- - Contact dermatitis
- - Furuncle
- - Foreign body
- - Cerumen impaction
- - Tumor
- Middle and inner ear
- - Acute otitis media (AOM)
- - Complications of AOM
- - Otitis media with effusion (OME)
- - Cholesteatoma
- - Traumatic tympanic membrane (TM) perforation
- - Traumatic disruption of the ossicles or inner ear
- - Hemotympanum
- - Basilar skull fracture
- Secondary otalgia
- - Auricular lymphadenopathy or lymphadenitis
- - Parotitis
- - Temporal mandibular joint (TMJ) dysfunction syndrome
- - Facial nerve (Bells) palsy
- - Oropharyngeal infections
- - Sinusitis
- - Cervical spine injury
- PHYSICAL EXAMINATION
- External ear
- Auditory canal and middle ear
- Sources of secondary otalgia
- ANCILLARY STUDIES
- The critically ill patient
- Ear pain in the trauma patient
- Nontraumatic ear pain
- - External ear disease
- - Tragal motion tenderness
- - Auditory canal mass

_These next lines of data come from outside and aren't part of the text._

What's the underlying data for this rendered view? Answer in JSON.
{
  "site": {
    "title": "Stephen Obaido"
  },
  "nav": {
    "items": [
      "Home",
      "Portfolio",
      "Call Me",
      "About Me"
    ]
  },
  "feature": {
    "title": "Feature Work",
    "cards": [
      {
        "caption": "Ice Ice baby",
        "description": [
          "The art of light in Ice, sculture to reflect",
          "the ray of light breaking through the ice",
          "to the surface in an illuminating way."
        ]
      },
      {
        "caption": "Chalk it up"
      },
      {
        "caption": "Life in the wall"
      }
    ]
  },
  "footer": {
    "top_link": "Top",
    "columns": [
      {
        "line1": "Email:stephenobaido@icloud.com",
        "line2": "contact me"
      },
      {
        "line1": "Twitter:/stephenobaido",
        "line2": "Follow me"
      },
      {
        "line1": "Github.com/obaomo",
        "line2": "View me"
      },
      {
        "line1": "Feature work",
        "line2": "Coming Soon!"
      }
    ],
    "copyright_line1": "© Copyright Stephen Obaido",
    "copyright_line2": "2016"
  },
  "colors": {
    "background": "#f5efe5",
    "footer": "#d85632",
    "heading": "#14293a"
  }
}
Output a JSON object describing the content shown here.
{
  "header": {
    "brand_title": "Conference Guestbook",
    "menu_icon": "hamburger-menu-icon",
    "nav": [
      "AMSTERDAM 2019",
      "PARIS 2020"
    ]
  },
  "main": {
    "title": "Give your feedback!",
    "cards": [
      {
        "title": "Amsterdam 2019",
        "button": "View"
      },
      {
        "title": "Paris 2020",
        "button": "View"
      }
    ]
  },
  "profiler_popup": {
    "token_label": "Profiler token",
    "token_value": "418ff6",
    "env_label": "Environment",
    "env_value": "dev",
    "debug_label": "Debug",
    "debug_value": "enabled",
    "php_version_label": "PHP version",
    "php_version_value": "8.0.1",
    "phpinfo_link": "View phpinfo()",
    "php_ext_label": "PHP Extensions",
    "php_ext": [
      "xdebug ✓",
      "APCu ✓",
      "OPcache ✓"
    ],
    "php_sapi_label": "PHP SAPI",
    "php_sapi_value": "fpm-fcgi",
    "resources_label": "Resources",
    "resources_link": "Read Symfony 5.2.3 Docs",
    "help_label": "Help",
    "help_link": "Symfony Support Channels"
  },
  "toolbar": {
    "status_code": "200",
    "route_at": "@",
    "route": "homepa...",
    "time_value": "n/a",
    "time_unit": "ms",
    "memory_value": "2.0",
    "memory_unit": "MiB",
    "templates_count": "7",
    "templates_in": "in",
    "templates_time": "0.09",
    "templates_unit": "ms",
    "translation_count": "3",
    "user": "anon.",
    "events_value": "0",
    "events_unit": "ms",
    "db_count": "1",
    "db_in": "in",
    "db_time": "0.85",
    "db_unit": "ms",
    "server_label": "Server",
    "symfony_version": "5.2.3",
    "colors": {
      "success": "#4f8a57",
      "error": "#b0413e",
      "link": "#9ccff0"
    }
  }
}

- - Middle ear disease
- Secondary causes of otalgia
- INFORMATION FOR PATIENTS